This is a very interesting view of the origin of Grágás. I guess there may be differing opinions about how it squares with all the historical accounts that have been preserved about the development of Icelandic law until it was written down. But it is persuasive. This theory of the development of law is intended by the authors as a general account of how law develops and how various parts of the living law are related, so it should apply to any system of laws we care to examine at least in the European tradition. Their theory is also descriptive, it aims to explain law as a social phenomenon in terms of its function in human affairs. They avoid all normative assumptions in their theory. The third important feature of the theory argued for and applied in this book is a number of distinctions that are used throughout the book between the natural and the conventional, the internal and the external, the intrinsic and the extrinsic. I am not sure that the authors would be willing to call this a theory, but rather a method they use to figure out what is just.
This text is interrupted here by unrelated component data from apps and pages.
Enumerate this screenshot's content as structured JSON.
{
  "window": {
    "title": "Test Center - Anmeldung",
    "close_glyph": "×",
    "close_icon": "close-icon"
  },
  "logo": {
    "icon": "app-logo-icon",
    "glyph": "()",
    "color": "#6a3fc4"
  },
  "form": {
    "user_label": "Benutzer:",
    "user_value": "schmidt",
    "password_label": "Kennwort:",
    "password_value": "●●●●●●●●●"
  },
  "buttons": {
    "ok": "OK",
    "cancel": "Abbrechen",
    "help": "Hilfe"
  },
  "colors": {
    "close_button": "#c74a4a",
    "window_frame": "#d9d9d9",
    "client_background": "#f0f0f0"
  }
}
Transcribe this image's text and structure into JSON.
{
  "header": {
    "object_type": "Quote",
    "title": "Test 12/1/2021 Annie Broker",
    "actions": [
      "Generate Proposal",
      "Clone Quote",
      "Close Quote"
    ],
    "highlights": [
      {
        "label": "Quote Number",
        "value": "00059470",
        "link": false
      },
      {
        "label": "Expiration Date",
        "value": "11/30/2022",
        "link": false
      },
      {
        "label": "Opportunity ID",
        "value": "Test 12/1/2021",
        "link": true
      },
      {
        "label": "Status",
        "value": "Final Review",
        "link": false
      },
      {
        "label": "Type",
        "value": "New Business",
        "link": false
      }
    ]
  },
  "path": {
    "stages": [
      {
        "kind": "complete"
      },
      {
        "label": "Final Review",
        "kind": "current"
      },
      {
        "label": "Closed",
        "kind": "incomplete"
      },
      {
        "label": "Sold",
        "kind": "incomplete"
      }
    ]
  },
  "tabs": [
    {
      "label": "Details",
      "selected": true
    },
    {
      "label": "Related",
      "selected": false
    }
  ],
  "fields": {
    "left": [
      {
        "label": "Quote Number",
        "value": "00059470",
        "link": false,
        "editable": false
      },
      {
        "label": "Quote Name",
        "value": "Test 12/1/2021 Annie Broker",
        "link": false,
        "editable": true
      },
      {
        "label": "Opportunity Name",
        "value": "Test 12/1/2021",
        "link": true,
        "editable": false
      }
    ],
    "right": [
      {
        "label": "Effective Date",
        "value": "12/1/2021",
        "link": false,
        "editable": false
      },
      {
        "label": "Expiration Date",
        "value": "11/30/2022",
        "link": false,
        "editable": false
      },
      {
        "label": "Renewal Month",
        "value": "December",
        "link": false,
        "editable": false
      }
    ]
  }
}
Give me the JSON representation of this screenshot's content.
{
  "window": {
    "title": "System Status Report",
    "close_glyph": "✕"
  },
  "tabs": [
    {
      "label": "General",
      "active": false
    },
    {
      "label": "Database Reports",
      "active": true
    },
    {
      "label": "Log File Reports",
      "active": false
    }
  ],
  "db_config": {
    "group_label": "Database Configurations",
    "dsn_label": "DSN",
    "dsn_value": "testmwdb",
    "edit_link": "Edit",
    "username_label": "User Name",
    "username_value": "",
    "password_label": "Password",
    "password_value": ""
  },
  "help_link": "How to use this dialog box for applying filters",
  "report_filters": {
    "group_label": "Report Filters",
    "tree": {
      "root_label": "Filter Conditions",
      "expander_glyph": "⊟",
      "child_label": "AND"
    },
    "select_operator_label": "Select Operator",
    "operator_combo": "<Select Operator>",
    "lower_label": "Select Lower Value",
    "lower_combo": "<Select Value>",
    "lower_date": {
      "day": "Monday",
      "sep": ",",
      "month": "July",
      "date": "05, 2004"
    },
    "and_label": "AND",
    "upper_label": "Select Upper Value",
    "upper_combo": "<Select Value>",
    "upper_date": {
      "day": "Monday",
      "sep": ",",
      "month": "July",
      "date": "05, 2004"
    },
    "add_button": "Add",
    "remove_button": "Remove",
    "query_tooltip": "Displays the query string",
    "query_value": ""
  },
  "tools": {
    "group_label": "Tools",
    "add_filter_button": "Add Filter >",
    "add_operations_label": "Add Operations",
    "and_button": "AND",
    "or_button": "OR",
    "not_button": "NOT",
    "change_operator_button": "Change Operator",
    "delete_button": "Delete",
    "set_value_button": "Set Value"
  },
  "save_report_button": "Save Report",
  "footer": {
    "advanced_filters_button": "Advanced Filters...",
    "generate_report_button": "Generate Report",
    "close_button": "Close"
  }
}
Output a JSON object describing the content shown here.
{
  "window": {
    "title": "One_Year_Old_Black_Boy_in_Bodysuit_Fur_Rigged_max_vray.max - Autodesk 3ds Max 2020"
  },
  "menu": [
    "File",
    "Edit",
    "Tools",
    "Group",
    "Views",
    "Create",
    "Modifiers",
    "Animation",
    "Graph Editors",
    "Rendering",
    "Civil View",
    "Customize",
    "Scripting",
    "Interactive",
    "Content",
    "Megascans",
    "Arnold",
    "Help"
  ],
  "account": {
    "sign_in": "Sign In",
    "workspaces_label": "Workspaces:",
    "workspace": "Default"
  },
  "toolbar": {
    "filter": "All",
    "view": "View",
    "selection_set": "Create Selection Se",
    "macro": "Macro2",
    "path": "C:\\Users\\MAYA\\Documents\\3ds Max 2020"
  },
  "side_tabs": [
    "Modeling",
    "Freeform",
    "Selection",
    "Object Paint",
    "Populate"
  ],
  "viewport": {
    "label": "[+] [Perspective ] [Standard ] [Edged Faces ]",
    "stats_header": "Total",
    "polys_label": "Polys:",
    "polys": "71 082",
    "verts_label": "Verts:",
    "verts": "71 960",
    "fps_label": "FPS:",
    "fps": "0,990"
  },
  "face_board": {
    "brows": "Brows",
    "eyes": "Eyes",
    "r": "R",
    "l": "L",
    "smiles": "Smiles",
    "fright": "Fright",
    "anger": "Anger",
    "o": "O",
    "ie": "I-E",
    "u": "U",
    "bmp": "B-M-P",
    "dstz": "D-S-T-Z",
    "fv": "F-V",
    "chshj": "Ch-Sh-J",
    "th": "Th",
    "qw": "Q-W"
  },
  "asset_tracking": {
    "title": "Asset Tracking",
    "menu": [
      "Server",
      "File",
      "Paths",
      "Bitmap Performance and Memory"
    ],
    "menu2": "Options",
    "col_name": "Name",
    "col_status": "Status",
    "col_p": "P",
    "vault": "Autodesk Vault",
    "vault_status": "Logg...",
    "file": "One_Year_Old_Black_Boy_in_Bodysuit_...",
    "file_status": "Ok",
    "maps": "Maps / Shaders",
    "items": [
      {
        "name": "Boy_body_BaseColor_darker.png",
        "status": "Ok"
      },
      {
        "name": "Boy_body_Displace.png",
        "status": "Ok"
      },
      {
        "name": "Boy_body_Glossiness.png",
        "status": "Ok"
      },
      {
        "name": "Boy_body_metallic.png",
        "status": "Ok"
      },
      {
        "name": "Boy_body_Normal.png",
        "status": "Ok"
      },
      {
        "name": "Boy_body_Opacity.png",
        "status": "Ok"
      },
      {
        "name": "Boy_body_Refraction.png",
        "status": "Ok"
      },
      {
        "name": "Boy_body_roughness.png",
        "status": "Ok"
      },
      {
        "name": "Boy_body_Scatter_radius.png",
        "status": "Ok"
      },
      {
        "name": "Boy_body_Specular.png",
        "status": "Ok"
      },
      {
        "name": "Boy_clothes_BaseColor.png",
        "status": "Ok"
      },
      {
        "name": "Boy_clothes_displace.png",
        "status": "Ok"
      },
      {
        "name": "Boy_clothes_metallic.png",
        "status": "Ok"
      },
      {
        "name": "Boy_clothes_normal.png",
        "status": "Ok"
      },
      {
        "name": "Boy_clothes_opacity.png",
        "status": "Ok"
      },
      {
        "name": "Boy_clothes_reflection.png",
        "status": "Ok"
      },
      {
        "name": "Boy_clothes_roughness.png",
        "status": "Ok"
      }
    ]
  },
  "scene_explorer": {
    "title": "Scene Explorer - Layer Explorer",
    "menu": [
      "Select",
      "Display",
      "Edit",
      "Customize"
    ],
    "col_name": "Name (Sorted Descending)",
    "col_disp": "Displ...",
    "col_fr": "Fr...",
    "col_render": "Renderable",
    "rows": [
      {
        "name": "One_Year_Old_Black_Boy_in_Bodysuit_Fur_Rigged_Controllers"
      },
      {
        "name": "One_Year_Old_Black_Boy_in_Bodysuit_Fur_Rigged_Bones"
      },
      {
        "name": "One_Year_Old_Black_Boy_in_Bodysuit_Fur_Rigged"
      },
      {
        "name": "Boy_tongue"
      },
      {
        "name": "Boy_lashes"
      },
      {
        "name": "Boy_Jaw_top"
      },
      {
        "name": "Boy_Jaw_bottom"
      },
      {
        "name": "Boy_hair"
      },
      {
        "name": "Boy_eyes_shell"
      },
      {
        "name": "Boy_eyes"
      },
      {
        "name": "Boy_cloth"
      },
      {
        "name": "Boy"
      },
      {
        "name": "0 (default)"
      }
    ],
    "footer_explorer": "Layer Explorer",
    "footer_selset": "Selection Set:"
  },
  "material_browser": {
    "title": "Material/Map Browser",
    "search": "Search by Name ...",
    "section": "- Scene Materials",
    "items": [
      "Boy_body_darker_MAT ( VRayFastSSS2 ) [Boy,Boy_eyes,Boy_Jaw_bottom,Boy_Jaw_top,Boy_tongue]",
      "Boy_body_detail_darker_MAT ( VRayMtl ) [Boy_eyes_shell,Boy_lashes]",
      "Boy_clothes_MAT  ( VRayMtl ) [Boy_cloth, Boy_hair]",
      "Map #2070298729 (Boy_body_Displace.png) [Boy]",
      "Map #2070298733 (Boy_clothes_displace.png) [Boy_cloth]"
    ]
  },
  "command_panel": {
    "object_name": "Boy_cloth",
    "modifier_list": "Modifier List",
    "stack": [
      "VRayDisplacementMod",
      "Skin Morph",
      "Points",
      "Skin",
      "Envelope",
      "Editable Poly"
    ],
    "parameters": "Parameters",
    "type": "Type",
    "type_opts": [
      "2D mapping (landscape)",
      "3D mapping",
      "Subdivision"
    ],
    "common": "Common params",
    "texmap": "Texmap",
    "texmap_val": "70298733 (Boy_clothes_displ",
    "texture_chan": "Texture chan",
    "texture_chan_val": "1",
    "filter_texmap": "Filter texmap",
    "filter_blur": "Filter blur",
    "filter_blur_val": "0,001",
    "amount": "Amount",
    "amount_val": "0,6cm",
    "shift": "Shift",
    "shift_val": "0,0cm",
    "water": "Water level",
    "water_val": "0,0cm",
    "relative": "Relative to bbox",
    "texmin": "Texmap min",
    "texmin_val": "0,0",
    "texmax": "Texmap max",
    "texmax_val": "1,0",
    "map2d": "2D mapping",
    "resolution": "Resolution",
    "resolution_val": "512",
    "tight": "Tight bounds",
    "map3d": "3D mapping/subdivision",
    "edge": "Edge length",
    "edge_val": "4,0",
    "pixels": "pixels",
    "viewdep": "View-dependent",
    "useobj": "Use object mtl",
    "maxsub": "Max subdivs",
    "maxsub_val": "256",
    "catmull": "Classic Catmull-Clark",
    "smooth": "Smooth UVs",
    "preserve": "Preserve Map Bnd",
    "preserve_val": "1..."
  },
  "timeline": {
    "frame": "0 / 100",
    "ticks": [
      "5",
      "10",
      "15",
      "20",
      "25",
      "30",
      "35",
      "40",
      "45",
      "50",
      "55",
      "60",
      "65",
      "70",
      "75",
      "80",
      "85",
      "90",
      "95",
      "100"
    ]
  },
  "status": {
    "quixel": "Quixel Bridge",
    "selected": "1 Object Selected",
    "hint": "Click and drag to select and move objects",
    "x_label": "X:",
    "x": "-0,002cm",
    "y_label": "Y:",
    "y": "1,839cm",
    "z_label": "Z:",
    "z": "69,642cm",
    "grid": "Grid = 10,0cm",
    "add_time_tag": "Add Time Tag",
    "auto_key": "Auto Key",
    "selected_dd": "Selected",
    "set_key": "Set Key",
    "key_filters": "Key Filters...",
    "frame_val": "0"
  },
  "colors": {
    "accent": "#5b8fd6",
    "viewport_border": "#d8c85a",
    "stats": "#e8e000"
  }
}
The authors discuss many of the most important topics in modern jurisprudence such as justice, natural and conventional, ownership, law, force of law, natural law, justice and the trading order, to name some of them. There is no way in a short review to give the flavour of the analysis of these different issues but I want to mention one: justice and the trading order. This area is of great importance to modern societies and has been extensively analysed and theorised in various academic disciplines. One obvious question is whether there is anything to be gained from analysing the trading order from the Aristotelian perspective of the authors. The answer is yes; there is surprisingly much to be gained from doing so. The trading order is where reciprocal justice is the proper justice. The authors start by suggesting that “in the trading order free exchanges are reciprocally just.” (p. 91). They make another plausible assumption that it is only in the context of exchange and the trading order that reciprocal justice exists. The trading order exists only as a part of a wider, more complex social order and is constantly influenced by this wider order. Hence, there is no trading order governed only by reciprocal justice. The authors contend that if a trading order has developed one must first understand how it works to figure out what legislation is necessary. They also argue that it is a difficult question of fact whether the trading order can be centrally managed. It is the considered opinion of the authors that a trading order cannot be centrally managed. They are careful to point out that it does not follow from this that the trading order cannot cause all sorts of social problems that must be dealt with and that there are those who cannot sustain their lives by trading. The idea is that these are not problems of the trading order but must be dealt with by other means. The central idea of the trading order is that the two or more persons who want to trade must always be free not to for the exchange to be just. Any legislation and management, central or otherwise, of the trading order must respect this fact. It seems that any central management aiming to control correct the result of the innumerable exchanges of the trading order becomes problematic given these assumptions.

In modern political philosophy normative issues are contentious and important. Aristotelian political philosophy has not shied away from normative assumptions and issues. It is very informative to see the Aristotelian way of analysing political and jurisprudential problems working from different premises than is ordinarily done. This book is both radical and traditional and it is splendidly argued. It deserves to be widely read and to be influential.